• _PROBLEM STATEMENT_
Scan the material below for the string "this", and copy every line where it shows up.

• _INFORMATION_
------------------------------------
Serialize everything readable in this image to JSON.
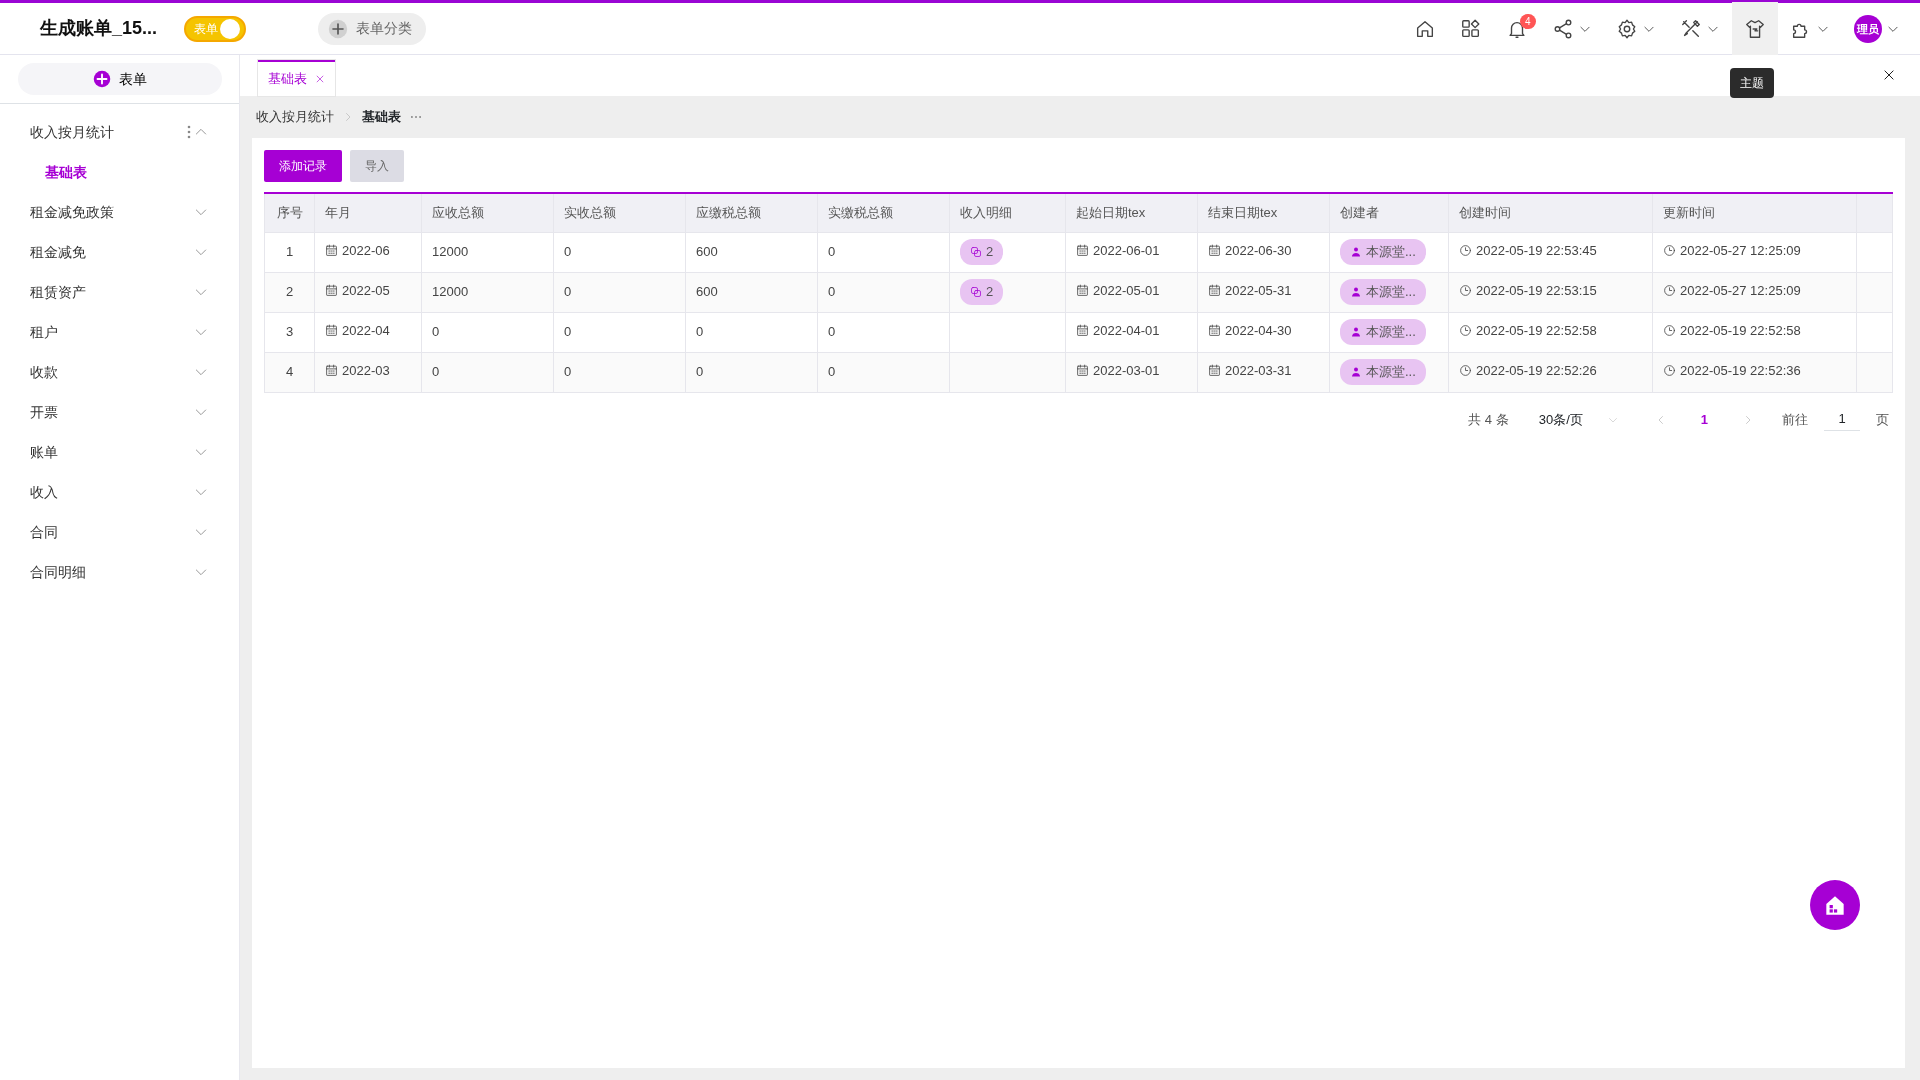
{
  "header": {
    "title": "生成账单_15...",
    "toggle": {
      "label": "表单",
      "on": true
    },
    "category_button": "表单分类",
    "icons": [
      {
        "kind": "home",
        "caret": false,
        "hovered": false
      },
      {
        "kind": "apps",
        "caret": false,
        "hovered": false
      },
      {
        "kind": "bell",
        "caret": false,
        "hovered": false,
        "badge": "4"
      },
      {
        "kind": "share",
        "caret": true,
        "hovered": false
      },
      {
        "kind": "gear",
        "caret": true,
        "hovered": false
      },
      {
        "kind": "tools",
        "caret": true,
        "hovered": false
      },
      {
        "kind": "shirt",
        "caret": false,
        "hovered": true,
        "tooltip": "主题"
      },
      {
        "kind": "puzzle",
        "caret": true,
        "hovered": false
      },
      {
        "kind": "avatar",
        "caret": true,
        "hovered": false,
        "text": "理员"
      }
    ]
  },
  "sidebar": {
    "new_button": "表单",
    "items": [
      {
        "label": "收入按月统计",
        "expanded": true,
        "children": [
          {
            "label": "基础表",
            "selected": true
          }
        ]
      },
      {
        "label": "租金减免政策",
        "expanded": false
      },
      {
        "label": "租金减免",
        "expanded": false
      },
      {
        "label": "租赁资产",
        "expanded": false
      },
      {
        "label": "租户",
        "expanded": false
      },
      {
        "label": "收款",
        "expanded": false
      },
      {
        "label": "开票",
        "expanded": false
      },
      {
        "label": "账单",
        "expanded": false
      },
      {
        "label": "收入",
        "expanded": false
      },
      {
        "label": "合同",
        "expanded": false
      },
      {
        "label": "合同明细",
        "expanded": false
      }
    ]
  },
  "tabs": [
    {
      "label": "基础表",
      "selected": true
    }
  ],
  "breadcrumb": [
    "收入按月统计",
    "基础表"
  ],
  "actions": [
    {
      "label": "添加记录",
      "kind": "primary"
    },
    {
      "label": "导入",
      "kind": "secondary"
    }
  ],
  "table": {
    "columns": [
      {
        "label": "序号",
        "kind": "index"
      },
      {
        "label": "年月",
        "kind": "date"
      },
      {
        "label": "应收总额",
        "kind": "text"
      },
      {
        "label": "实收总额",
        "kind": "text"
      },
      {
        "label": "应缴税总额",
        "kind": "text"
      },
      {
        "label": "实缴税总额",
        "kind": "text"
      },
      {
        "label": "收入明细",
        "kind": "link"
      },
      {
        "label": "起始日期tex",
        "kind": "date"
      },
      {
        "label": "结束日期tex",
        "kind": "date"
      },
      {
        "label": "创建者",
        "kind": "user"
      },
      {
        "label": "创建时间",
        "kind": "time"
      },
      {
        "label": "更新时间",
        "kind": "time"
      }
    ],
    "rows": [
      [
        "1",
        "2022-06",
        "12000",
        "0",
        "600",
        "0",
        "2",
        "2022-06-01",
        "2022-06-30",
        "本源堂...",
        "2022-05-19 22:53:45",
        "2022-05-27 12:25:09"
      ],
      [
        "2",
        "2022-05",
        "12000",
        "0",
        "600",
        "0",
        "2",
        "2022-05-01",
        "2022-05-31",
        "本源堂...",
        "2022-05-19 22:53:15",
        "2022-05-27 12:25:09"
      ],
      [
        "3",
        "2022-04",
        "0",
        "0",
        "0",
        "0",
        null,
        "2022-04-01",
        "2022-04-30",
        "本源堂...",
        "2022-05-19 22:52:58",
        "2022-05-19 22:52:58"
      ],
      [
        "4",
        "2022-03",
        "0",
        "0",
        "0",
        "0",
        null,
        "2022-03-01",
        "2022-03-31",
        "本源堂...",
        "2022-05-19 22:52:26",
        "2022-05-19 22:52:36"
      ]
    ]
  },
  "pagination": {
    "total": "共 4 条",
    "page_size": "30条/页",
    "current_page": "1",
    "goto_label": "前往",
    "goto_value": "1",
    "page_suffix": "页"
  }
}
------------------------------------
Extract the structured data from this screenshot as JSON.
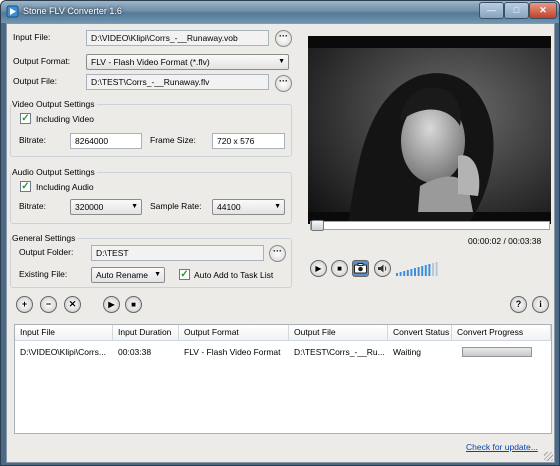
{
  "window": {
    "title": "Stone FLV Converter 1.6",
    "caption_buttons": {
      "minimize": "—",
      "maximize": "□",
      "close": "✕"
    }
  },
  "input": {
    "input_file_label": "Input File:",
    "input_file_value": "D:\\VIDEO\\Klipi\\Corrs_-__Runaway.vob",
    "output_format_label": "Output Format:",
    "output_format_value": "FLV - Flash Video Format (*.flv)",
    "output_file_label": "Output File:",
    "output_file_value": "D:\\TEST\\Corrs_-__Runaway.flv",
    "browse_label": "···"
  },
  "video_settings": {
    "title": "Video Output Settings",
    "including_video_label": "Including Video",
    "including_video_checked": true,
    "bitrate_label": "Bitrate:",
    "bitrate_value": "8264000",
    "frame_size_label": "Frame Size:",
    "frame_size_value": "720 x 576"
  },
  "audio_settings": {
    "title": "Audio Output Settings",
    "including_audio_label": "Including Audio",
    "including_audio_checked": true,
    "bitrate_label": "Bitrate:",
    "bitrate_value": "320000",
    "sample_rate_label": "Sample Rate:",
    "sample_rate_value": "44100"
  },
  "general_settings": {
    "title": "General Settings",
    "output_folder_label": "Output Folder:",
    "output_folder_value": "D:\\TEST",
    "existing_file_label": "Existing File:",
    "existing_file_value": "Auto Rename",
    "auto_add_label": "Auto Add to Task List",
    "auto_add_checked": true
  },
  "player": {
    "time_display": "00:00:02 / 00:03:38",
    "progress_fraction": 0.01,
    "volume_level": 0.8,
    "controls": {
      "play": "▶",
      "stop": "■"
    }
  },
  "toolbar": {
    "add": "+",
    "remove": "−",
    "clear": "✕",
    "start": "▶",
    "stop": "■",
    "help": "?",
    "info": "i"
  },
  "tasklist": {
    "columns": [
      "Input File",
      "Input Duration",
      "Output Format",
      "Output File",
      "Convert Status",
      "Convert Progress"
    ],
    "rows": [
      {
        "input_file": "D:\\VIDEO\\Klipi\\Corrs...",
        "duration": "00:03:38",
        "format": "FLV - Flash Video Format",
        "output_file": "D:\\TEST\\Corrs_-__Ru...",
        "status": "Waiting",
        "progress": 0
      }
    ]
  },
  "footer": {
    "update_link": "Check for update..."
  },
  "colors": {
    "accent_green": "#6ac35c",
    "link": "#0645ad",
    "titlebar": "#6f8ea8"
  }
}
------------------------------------
• _SOLVED EXERCISE_
Serialize everything readable in this image to JSON.
Extract the structured data from this screenshot as JSON.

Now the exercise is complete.